November 10, 2003
Library accelerates veterans project
History program records experiences of military
By OTTO KREISHER
COPLEY NEWS SERVICE
WASHINGTON – A significant part of America's history is disappearing every day with the death of about 1,800 of the nation's war veterans.
But in recognition of the 50th anniversary of Veterans Day, the Library of Congress is accelerating a program to collect the personal stories of those veterans before it is too late.
"Each veteran has his or her own war and each is custodian of a unique story and memories," said James Billington, the librarian of Congress. "This project will tell the American story through thousands of different voices, thousands of different pictures and thousands of different memories."
The congressionally authorized effort, called the Veterans History Project, is being directed by the library's American Folklife Center. It has engaged more than 800 organizations and thousands of volunteers nationwide to help collect these memories.

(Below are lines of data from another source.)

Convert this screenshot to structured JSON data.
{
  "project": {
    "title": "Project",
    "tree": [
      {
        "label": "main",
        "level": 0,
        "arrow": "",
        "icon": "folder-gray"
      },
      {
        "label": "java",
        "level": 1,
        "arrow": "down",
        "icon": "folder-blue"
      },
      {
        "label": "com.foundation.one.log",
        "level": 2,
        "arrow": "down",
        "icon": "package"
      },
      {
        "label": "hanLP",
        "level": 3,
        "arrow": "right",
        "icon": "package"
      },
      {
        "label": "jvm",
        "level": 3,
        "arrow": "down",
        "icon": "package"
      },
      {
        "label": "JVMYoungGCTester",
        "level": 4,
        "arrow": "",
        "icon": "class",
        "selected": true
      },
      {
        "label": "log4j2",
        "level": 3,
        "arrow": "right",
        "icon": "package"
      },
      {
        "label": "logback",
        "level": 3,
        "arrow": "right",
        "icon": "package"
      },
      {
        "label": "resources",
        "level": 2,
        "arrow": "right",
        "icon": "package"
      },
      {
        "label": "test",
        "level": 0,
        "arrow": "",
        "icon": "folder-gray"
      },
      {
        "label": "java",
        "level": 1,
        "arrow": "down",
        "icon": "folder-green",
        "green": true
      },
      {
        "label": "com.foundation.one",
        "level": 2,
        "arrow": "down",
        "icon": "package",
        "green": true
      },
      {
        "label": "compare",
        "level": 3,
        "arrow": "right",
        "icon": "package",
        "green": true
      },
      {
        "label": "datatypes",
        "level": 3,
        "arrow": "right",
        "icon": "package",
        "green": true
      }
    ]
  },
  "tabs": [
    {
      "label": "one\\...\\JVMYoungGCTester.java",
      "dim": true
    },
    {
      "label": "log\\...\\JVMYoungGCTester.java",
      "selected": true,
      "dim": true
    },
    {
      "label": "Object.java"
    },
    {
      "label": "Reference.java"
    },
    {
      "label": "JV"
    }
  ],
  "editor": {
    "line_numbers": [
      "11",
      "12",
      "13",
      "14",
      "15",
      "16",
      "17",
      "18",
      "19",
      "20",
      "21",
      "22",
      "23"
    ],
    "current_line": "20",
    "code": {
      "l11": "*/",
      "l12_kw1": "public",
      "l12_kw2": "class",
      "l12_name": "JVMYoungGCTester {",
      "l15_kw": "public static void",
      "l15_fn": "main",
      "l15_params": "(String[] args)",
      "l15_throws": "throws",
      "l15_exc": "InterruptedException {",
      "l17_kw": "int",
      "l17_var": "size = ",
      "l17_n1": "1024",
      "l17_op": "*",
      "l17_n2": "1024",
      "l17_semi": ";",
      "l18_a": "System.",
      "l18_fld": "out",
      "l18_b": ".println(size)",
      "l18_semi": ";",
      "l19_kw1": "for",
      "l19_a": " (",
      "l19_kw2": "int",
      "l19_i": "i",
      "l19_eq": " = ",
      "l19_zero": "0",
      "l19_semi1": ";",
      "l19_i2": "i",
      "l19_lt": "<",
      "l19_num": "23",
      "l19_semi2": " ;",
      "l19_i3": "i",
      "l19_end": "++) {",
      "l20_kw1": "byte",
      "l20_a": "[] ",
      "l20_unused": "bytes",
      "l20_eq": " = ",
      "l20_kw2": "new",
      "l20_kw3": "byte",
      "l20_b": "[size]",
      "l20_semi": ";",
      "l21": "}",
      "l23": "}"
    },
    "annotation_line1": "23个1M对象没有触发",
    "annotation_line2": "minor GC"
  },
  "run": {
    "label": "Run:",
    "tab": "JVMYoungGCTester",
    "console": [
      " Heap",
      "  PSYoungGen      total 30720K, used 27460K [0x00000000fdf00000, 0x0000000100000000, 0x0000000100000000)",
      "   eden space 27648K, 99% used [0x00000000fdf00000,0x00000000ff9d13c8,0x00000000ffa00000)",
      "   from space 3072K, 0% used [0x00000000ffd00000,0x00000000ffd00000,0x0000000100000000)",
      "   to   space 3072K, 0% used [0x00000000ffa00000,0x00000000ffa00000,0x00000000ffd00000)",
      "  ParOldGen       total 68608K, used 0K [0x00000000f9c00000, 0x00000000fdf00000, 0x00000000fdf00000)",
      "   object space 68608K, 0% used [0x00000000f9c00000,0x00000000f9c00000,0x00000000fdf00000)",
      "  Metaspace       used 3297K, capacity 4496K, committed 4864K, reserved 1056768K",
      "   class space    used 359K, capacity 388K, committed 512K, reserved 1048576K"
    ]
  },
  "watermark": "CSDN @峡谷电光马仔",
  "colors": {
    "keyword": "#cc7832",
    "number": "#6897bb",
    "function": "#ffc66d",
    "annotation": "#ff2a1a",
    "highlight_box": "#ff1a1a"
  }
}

Launched on Veterans Day three years ago, the project has accumulated more than 10,000 contributions. These include video or audio recordings of veterans' stories, wartime diaries, letters, photographs and other memorabilia. A veteran contributed his own paintings and sketches that captured the horrible, the benign and the humorous images of his war.
The contributions span nearly a century of America's wartime experiences, ranging from several World War I veterans to accounts from the 1991 Persian Gulf War.
One of the accounts in the files is the harrowing tale of Norman D. Smith, who lives in Carlsbad.
Smith, now 82, was a B-24 co-pilot in the Army Air Forces' 90th Bomb Group, flying out of crude airfields in northeastern Australia during World War II.
On Jan. 9, 1943, Smith was flying with his nine-man crew, an intelligence officer and a photographer near the island of New Guinea. While attempting to bomb a Japanese ship convoy, the plane was attacked by eight Japanese "Zeke" fighters, he recalled.
With his pilot and some other crewmen killed and two engines on fire, Smith said he flew into clouds to evade the fighters but could not keep the badly damaged bomber in the air. When he crash-landed in the sea, the plane flipped over and he was underwater.
When he came to the surface, Smith found the plane's two life rafts but no one else from the crew.
Climbing into one of the large rubber rafts, Smith said he formed a sail using two paddles and the silk from his parachute. He floated for nine days with only two coconuts and a small crab for food before he washed ashore on an island.
Helped by natives and Australian coast watchers, he evaded Japanese troops until he was picked up by a small plane and returned to his unit.
But the library's present collection is hardly a start in recording the personal histories of the estimated 19 million living veterans of America's wars.
"The clock is ticking," said Rep. Ron Kind, D-Wis., the author of the legislation establishing the Veterans History Project.
Kind said one of his constituents who was interviewed on videotape by a high school student died shortly after the taping. The veteran's family called to thank him for helping preserve his history, Kind said.
"I can't think of a more powerful history lesson than for a high school student" to personally record a veteran's history, he said.
In honor of the anniversary of Veterans Day, which was first observed in 1953 in Emporia, Kan., and made an official national holiday the following year, the history project is supporting a Public Radio special called "Coming Home." It will draw on some of the oral histories collected by the project.
The library has put 24 of the personal histories on its Web site, which can be accessed at www.loc.gov/vets/. It also has prepared kits to help veterans or volunteers record the personal histories.